Typically, if you’re more of a coffee purist who enjoys a smooth, complex taste, a satisfying amount of acidity, multi-layered intricacy of flavors and aromas, clear lack of bitterness, low level of caffeine, and don’t mind paying a little extra, look for coffee that’s 100% Arabica.
The taste depends on the region in which they are grown. If you want a pleasant surprise of flavors, the only solution is real Arabica coffee beans.
If you like to add sugar and cream to your coffee, prefer extra caffeine than Arabic beans, strong, harsh flavor profile, strong odor and some flat, and almost a burning taste, want to save money, and don’t mind a little bitterness? Go for a bag of Robusta or a blend of Arabica and Robusta.
If you’d rather have something unusual for example more bitter than that of its rivals Arabica, Robusta and Axelsa, look for Liberica beans — but be prepared to mix a lot of sugar and milk to mask its bitterness.
If you are a real coffee lover and like a tart, fruity, and mysteriously dark taste with light rosy notes, extraordinarily strong and aromatic, having an unusual flavor profile displaying both light and fruity, as well as dark and roasted notes then Excelsa is exclusively for you.
These coffee beans have both a fruity and tart taste, and once you taste them you are very likely to try them again and again.
So, the main thing to remember is that it’s all about finding what works better for you, so try different brewing methods with different beans and enjoy the process!
As always, we recommend that you buy whole coffee beans from the market and grind only when you just have to brew coffee. This might have a positive effect on your favorite types of coffee beans for your morning brew.

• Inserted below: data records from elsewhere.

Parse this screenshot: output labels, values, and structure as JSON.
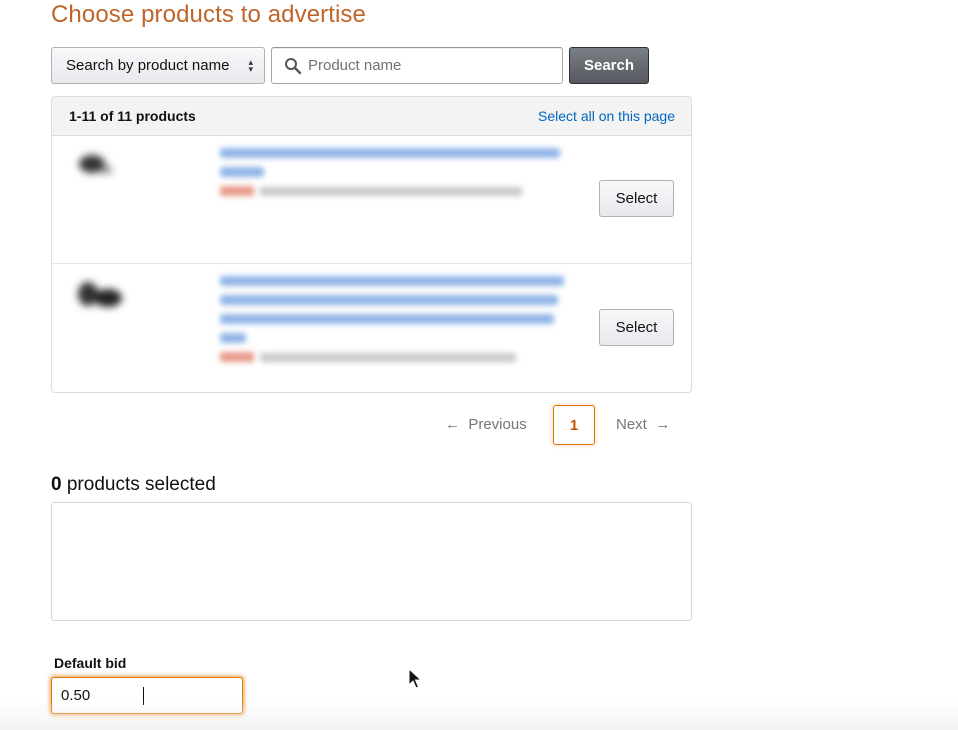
{
  "page": {
    "title": "Choose products to advertise"
  },
  "search": {
    "mode_label": "Search by product name",
    "placeholder": "Product name",
    "value": "",
    "button_label": "Search"
  },
  "results": {
    "count_label": "1-11 of 11 products",
    "select_all_label": "Select all on this page",
    "items": [
      {
        "select_label": "Select"
      },
      {
        "select_label": "Select"
      }
    ]
  },
  "pagination": {
    "previous_label": "Previous",
    "current_page": "1",
    "next_label": "Next"
  },
  "selection": {
    "count": "0",
    "label": "products selected"
  },
  "bid": {
    "label": "Default bid",
    "value": "0.50"
  },
  "colors": {
    "title": "#c0652a",
    "link": "#0066c0",
    "focus": "#e77600"
  },
  "icons": {
    "search": "magnifier-icon",
    "select_arrows": "updown-arrows-icon",
    "prev": "arrow-left-icon",
    "next": "arrow-right-icon",
    "cursor": "mouse-pointer-icon"
  }
}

Develop your sense of taste
Developing a sense of taste is really about developing a book of vocabulary. If you clearly taste the pear in a coffee you try today, but then don’t pick up on pear again for two months, there could be 30 coffee methods in between those two experiences.
Not only will you forget details like the region, processing technique, storing period, altitude, varietal, and roast profile, but you’ll forget if it was a green pear or a yellow if the flavor bordered on apple. You’ll forget if it was paired with other flavors like hazelnut and almond. Check the differences, taking notes will help you.

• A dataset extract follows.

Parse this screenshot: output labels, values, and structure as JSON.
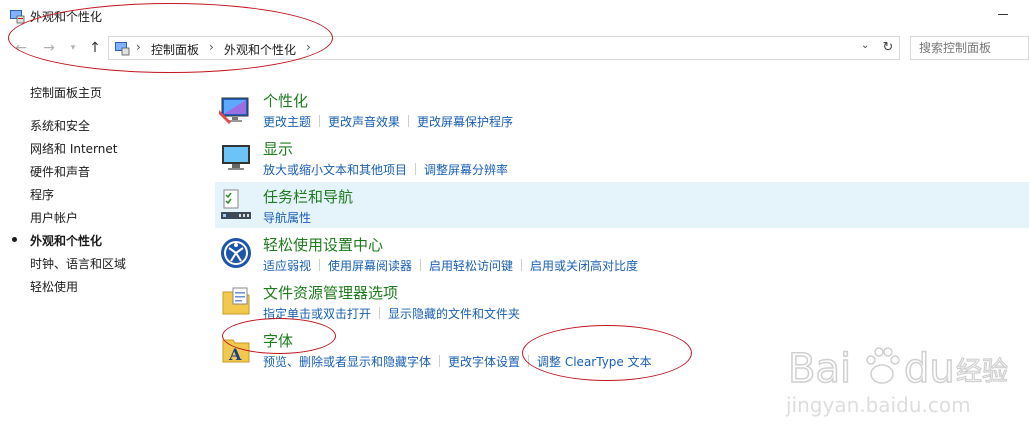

Develop your taste a vocabulary
Even after that cupful of goodness filled with the top coffee beans in the world, there are still so many other common coffee flavor favorites.
After you have tried a few coffee beans, you will probably arrive at your favorite one. But it is always interesting to experiment now and then with a different brewing method. You can even try changing your coffee beans.
When looking to branch out and try new types, we recommend you get an idea of what you like in a coffee and ask yourself for recommendations based on those certain traits.
If you are interested then get out there and experiment with your brewing method and coffee grains. There is a coffee for every person and every occasion. Over the years new coffees have emerged when people have blended different ingredients and tried new methods of preparation. One should always have an assortment of coffee beans in the cupboard!
You must think much more than just great flavors. There is growing research into the health benefits of this hundred-year-old tradition. Many coffee brands now offer coffees that can help you sleep, pick you up in the morning or calm your anxiety. It is an ever-growing industry that still has room for expansion, especially in ways that benefit humans.
Finally, I recommend you throw away the coffee charts, pay a visit to a well-stocked coffee shop and invest in coffee beans. Try different types of coffee beans in your home kitchen. The best way to learn about coffee beans is “brewing and drinking by yourself “.